Study: Committed Relationships and Marriage Reduce Stress

By EmilyM

In a time when reality TV shows and the media expose every dueling celebrity couple, it seems there has been a bit of a dark cloud looming over the idea of marriage.  However, couples can take comfort in the fact that these committed relationships, while they may have their ups and downs, don’t mean doom and gloom. They actually lead to better health.

A study recently published in the journal Stress shows that people who are married, or in long term relati0nships, actually respond to stress in a healthier way then their single peers. Professor Dario Maestripieri of The University of Chicago, lead the study which observed stress patterns in 500 Master’s degree students from the University of Chicago Booth School of Business. Nearly 40% of men and 53% of women were married or in committed long term relationships.

These students were presented with a challenging series of economic situation computer games which they believed were part of their exam. These students were also told that their performance on the exam would play a large role in the future of their careers.

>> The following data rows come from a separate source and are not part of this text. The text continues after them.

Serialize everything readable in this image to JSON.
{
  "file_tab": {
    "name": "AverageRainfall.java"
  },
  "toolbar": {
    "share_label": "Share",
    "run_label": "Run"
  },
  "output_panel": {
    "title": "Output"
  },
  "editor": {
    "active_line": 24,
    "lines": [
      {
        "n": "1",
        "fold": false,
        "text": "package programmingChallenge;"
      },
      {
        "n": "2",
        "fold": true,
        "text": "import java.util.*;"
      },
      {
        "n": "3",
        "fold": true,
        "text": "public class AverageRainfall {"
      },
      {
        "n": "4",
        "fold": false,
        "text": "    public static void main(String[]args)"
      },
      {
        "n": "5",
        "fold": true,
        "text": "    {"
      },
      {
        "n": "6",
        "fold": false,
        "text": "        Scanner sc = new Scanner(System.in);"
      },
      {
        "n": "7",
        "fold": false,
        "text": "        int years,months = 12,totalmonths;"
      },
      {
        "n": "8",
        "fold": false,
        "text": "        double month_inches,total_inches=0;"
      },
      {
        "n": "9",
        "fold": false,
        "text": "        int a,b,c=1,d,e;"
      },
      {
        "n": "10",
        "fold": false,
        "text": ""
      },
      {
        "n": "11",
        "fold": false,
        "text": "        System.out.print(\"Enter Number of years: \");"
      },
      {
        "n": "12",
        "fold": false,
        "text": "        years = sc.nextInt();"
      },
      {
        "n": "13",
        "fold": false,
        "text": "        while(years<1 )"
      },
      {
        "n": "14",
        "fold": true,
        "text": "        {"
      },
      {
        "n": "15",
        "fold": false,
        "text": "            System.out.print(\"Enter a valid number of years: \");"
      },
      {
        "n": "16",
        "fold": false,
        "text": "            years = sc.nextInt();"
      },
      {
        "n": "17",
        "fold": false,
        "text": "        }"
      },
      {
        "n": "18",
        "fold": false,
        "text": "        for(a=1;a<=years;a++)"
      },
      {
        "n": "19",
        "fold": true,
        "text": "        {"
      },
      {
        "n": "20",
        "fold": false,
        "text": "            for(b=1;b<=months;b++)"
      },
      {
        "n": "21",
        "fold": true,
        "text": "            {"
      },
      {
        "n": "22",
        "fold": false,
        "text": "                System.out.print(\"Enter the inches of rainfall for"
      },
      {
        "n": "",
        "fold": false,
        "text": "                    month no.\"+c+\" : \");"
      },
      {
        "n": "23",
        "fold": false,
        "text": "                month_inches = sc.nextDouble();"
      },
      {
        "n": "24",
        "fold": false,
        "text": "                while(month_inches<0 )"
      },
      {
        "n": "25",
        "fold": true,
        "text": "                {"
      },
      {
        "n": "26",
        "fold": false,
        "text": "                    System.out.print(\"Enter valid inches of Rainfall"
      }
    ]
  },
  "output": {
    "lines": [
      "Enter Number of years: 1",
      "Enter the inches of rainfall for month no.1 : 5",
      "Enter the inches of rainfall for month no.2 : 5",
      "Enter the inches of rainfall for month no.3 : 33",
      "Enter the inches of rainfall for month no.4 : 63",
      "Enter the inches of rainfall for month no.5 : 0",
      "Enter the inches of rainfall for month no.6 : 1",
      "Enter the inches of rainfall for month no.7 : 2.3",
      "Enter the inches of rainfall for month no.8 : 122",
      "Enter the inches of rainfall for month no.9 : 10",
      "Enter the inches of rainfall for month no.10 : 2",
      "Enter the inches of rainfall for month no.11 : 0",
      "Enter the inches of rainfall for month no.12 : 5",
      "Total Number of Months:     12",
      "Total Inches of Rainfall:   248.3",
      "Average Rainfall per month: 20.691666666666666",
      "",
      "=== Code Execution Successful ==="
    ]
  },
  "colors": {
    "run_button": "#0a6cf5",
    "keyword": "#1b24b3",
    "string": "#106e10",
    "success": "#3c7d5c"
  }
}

The typical reaction of the body is to respond to a stressful situation with the “fight or flight response.” During this time, the stress triggered hormone cortisol is produced by the adrenal gland and released by a part of the brain called the hypothalamus. When this happens, people experience the typical nervous response – increased heart rate, blood pressure and a sudden surge of energy.

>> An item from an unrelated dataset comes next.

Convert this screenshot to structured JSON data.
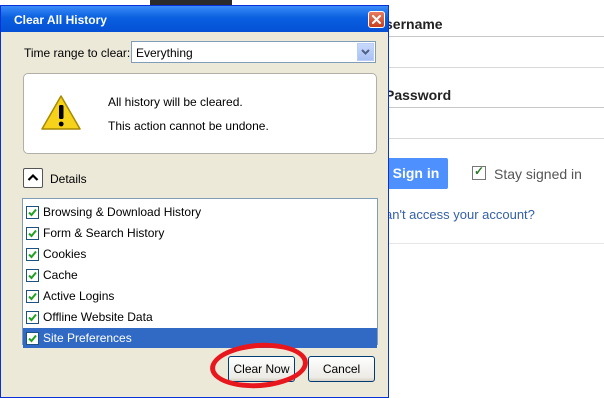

As expected, the response during the exam was an increase cortisol, especially in women. These hormonal levels were measured through saliva samples  taken before and after the exam. However,  those in committed relationships released lower amounts of cortisol than their single counterparts therefore proving what many researchers have believed for some time now. Relationships and social interactions help overall health and happiness.